The team were planning on using the existing helpline as the support model for the service and had no plans to change it in the first instance. As no user research had been done into the needs of users with the lowest level of digital skill, the panel was unable to have confidence that the helpline would meet these needs. There is an issue with the ownership of the helpline - the Data Collection Service has a responsibility to provide support for those who need it. That support must be designed, researched and delivered in the exact same way as the digital service – starting with user needs.

The panel did not see that the service has been designed and tested to meet needs of users with low digital skills or access needs. The service team must do this work and put in place a plan to test their support.

Analytics

The team has registered their service with the Performance Platform.

In addition to the mandatory KPIs, they have been working on a good set of performance metrics, based on the performance framework.

The team has tried to use data to inform their work so far, in particular from the existing Helpline. As the Helpline didn’t have the level of data they needed, the team spent time with advisors to get a better level of insight. The service agreed that they don’t yet have influence over the data collected at the Helpline but are including Helpline colleagues in their show and tells to raise awareness and start this work.

Recommendations

To pass the reassessment, the service team must:

  • Refocus on identifying the service’s main user needs and base their decisions on these needs.
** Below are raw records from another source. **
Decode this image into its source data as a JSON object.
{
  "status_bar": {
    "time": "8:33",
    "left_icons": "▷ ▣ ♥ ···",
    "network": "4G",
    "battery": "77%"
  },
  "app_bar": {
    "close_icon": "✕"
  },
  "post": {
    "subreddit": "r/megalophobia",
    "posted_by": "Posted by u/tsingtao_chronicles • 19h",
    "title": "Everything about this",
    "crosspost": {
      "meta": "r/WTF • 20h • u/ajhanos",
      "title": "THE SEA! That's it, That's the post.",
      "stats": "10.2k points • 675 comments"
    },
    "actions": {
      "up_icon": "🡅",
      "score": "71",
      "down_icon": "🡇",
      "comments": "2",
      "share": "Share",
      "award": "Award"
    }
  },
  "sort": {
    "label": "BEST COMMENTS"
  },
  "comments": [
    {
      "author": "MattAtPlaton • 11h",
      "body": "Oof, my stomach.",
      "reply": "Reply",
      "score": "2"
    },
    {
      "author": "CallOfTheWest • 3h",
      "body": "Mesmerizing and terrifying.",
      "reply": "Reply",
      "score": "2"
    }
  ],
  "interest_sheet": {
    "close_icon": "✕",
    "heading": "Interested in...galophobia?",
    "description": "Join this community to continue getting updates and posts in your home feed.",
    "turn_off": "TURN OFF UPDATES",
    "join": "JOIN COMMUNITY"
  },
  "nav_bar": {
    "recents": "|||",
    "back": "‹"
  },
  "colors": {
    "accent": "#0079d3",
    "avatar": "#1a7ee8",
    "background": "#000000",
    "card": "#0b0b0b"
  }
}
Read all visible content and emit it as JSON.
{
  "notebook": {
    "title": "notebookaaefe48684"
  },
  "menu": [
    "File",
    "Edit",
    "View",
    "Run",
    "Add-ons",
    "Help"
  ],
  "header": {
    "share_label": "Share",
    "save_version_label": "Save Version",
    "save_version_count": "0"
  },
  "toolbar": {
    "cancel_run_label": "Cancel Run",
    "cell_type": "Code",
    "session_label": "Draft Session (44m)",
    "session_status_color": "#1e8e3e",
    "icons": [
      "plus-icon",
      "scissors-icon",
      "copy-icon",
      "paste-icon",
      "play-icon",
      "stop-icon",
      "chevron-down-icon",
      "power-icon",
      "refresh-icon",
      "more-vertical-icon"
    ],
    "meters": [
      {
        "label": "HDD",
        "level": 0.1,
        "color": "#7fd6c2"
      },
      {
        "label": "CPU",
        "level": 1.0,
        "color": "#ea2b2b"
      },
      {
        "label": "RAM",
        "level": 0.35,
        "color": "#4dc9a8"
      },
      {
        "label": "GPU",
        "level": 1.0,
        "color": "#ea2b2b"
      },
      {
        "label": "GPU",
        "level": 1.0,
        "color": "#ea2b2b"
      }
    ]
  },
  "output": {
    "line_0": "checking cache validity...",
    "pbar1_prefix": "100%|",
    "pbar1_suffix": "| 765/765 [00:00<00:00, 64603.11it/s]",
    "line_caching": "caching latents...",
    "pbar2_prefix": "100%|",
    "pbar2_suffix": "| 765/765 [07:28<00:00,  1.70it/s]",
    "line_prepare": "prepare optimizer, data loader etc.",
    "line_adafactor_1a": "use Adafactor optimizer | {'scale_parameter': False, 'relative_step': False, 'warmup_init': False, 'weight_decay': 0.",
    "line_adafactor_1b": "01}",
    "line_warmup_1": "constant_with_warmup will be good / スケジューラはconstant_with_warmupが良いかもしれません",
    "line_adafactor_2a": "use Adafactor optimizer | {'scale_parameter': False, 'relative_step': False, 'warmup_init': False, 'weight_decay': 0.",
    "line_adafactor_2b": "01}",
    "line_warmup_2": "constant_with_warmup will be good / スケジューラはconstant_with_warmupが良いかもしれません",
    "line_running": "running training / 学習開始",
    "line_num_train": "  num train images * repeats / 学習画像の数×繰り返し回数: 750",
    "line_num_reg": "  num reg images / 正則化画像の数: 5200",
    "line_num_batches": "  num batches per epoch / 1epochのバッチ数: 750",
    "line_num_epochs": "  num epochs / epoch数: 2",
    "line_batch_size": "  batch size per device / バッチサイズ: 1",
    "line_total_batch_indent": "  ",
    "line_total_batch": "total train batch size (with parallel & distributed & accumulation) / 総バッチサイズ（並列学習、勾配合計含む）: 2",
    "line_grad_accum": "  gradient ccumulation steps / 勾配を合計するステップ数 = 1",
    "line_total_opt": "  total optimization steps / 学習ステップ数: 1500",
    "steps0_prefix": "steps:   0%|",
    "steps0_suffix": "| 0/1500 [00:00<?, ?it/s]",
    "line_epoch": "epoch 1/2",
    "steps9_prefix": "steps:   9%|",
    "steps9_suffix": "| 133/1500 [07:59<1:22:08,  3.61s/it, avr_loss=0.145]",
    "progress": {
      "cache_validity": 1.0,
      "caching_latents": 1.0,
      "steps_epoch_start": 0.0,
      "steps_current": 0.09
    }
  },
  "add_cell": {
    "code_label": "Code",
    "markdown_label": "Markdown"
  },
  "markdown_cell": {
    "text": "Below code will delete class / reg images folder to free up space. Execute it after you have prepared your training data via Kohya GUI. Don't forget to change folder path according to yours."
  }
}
At the moment the functionality of the existing service plays too important a role in the team’s decision making process, designs, and research approach. The same approach must apply to design of the service.
  • Conduct research with users with a range of digital skills and access needs. It was not clear how the helpline could be considered an appropriate support option without understanding the needs of users first.
  • Carry out research and design into how users find and access the service, and how users view and use the reports and feedback DfE provides on submitted data. How users find the service is within the stated scope for alpha.
  • Evidence that robust work has been done into security, threats and fraud modelling to ensure the service is safe for users.
  • Open source all of the code written for alpha even if it will not be reused in the future.

The service team should also:

  • Avoid a “tech refresh”, preferring to re architect around today’s user needs.
  • Work closer with gov.uk Notify around the requirements for sending eMail to users.
  • Ensure that the arrangements around the release pipeline continue to work, evolving, changing or replacing them where necessary.
  • Develop a user-facing name for the service.

Digital Service Standard points

Point Description Result
1 Understanding user needs Not Met
2 Improving the service based on user research and usability testing Met
3 Having a sustainable, multidisciplinary team in place Met
4 Building using agile, iterative and user-centred methods Met
5 Iterating and improving the service on a frequent basis Met
6 Evaluating tools, systems, and ways of procuring them Met
7 Managing data, security level, legal responsibilities, privacy issues and risks Not Met
8 Making code available as open source Not Met
9 Using open standards and common government platforms Met
10 Testing the end-to-end service, and browser and device testing Met
11 Planning for the service being taken temporarily offline Met
12 Creating a simple and intuitive service Not met
13 Ensuring consistency with the design and style of GOV.UK Not met
14 Encouraging digital take-up N/A
15 Using analytics tools to collect and act on performance data Met
16 Defining KPIs and establishing performance benchmarks Met
17 Reporting performance data on the Performance Platform Met
18 Testing the service with the minister responsible for it Met
Published 6 August 2018